He said he understood it was "a risk for us to promote" the new peace talks but "it's a risk worth taking because the alternative is a status quo that is unsustainable."
Refusing to accept failure, Obama pledged: "If these talks break down, we're going to keep on trying."
Many analysts say deep U.S. engagement is vital to the success of the negotiations, adding that such talks have failed in past when U.S. administrations were reluctant to intervene.
Obama said a goal he has set for himself and his team is to help Netanyahu and Abbas establish mutual trust and "start thinking about how they can help the other succeed as opposed to" finding ways to sabotage each other.
Obama said a peace settlement offers the potential to "change the strategic landscape in the Middle East" in a way that helps Washington deal with Iran's suspect nuclear program and its alleged support for militant groups.

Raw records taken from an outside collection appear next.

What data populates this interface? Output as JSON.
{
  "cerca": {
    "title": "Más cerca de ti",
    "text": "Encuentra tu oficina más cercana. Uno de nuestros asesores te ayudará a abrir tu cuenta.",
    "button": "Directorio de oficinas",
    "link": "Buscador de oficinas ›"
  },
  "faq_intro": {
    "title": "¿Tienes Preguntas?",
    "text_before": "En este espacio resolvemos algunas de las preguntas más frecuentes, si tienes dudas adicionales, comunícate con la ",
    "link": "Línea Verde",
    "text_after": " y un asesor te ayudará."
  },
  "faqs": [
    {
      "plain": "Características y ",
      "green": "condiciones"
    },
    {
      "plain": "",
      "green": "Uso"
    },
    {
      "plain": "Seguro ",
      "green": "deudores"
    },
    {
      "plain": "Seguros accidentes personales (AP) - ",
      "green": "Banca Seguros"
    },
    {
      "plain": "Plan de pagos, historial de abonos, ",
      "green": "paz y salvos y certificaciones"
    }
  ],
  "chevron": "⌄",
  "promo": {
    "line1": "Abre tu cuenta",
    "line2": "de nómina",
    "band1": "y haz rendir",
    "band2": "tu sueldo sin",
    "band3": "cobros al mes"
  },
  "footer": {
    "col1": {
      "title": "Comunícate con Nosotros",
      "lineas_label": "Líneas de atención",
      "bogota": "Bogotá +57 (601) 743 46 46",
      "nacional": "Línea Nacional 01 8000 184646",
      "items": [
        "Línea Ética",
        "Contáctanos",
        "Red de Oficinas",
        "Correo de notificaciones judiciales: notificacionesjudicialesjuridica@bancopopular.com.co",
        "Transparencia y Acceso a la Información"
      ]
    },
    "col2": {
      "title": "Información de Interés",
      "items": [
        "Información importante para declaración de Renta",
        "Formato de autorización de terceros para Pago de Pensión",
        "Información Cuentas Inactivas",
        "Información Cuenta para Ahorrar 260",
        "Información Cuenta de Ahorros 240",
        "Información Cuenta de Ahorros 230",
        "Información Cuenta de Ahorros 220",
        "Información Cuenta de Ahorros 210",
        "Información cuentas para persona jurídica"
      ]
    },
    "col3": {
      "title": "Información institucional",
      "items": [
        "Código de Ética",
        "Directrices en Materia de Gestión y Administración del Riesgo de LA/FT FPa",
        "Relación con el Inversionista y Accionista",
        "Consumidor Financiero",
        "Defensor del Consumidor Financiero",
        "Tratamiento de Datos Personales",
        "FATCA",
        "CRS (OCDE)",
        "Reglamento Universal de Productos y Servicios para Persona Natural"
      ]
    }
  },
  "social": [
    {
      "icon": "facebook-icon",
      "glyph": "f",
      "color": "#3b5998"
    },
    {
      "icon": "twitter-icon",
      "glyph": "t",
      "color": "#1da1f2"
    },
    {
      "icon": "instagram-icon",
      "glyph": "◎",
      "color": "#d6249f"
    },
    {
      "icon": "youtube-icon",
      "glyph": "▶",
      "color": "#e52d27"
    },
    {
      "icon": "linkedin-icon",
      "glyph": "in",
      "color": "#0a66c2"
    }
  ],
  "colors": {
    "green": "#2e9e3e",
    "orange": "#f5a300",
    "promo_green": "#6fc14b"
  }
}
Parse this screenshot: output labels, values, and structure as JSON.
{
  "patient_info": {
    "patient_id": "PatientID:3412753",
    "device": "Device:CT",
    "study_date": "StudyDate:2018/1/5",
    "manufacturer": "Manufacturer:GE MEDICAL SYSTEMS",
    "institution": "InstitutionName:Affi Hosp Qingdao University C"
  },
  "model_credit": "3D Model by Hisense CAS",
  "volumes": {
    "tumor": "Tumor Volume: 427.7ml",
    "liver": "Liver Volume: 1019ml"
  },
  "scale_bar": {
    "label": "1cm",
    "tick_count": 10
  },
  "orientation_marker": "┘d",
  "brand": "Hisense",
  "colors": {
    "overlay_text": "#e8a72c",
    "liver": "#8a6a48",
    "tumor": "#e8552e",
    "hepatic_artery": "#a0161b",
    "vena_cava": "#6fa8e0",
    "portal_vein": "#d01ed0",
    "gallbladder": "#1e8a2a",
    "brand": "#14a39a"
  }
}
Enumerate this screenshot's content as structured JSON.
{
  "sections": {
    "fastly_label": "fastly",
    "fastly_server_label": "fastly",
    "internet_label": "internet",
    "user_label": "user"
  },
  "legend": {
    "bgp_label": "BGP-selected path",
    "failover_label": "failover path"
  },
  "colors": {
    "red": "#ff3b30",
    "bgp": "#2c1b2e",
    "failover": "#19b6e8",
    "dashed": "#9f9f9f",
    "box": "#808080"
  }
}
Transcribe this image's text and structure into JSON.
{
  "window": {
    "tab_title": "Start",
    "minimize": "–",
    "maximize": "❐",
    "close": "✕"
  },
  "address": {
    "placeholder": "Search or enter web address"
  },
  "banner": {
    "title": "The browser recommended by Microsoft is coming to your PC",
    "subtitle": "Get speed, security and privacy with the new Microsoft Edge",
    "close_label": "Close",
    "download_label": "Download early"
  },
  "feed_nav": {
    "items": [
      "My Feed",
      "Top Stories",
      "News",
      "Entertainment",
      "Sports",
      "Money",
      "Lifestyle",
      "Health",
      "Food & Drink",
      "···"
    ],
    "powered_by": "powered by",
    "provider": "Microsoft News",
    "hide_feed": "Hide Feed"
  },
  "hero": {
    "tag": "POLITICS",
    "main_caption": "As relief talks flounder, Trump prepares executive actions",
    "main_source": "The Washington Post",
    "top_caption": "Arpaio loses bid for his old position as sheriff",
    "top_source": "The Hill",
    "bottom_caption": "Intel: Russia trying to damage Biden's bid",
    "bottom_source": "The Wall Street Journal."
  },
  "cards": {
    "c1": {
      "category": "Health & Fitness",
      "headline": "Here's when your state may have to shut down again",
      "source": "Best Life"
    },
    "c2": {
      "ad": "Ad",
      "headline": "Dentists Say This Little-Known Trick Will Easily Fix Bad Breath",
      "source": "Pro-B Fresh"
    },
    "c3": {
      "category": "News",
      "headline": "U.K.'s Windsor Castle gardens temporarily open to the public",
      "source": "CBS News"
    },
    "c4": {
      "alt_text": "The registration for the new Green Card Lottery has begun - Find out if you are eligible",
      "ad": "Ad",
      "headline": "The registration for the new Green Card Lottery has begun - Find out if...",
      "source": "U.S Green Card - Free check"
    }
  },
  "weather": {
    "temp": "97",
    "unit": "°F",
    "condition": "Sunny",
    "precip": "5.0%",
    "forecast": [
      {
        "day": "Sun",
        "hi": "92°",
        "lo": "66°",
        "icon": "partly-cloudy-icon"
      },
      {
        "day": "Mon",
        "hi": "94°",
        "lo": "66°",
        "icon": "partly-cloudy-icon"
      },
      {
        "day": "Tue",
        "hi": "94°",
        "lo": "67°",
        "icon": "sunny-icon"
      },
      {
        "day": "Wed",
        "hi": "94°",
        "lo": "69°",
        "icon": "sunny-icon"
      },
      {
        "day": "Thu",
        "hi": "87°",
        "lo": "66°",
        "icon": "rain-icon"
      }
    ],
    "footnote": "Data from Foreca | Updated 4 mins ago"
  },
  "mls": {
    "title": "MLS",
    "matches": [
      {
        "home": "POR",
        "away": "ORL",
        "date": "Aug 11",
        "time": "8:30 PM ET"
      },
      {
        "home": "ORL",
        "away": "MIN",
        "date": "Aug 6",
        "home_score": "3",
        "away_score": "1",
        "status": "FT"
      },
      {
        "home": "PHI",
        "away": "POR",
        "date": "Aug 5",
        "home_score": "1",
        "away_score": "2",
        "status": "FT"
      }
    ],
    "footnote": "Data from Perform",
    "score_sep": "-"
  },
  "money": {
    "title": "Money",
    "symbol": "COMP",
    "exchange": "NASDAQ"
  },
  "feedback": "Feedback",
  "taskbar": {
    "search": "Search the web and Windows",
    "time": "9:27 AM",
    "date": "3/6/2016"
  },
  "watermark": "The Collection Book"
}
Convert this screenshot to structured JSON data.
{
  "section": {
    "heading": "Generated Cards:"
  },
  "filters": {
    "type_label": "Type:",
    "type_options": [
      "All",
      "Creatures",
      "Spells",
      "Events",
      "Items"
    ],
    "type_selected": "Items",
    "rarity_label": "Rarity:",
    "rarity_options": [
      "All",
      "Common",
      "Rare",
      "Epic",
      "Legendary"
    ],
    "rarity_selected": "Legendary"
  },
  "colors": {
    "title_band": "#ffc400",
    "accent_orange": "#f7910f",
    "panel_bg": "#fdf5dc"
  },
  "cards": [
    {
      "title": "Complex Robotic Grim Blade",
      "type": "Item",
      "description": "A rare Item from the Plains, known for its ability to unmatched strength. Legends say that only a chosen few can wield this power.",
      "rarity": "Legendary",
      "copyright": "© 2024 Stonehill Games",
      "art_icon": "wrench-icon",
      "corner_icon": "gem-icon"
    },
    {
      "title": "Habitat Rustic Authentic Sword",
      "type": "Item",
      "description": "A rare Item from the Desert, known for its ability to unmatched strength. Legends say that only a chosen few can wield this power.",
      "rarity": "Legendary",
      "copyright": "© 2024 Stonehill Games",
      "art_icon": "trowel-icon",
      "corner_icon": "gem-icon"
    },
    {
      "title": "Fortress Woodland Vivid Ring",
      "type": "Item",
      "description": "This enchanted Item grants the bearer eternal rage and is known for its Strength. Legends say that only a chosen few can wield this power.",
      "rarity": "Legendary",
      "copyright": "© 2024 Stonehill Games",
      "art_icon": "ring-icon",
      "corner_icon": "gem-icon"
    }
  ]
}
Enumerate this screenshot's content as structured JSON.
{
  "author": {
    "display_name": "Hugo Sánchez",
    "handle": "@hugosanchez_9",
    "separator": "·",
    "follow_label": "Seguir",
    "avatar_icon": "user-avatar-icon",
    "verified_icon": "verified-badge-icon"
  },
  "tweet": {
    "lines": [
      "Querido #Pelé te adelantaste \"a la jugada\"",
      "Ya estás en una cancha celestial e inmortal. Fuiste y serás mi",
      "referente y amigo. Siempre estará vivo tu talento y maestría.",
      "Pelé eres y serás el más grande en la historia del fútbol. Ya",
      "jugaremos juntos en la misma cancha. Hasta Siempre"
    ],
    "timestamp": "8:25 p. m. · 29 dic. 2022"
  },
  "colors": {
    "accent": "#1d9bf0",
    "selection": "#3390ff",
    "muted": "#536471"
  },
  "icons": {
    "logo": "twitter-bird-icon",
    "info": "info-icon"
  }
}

"We're not just doing this to feel good. We're doing it because it will help secure America as well," the president said.
A major bone of contention during the course of this month is going to be the potential lapse of the settlement moratorium
Spain upgrades Palestinian mission
Spain's government said Friday it plans to upgrade the Palestinian diplomatic mission in Madrid due to the prospect of an eventual "creation and recognition of a Palestinian state."
The "General Delegation of Palestine" that has been in the Spanish capital since 1986 will henceforth be called the "Palestine diplomatic mission," the foreign ministry said in a statement.
It said the head of the mission will have the status of ambassador, and will be formally accredited in a ceremony by King Juan Carlos.
Spain said the decision "reaffirms the friendship and solidarity that unites the Spanish people and the Palestinian people."
It should be viewed "in the perspective of the creation and recognition of a Palestinian state in a necessarily brief timeframe as a result of the negotiation process relaunched after the Washington summit of September 2," the statement said.
The decision was announced three days after talks in Madrid between Palestinian Prime Minister Salam Fayyad and Spain's Jose Luis Rodriguez Zapatero during the first Spanish-Palestinian summit.
Speaking at a joint news conference at the end of the one-day gathering on Tuesday, Zapatero said the summit was a sign of Spain's backing for the creation of a democratic and free Palestinian state based on the state of law.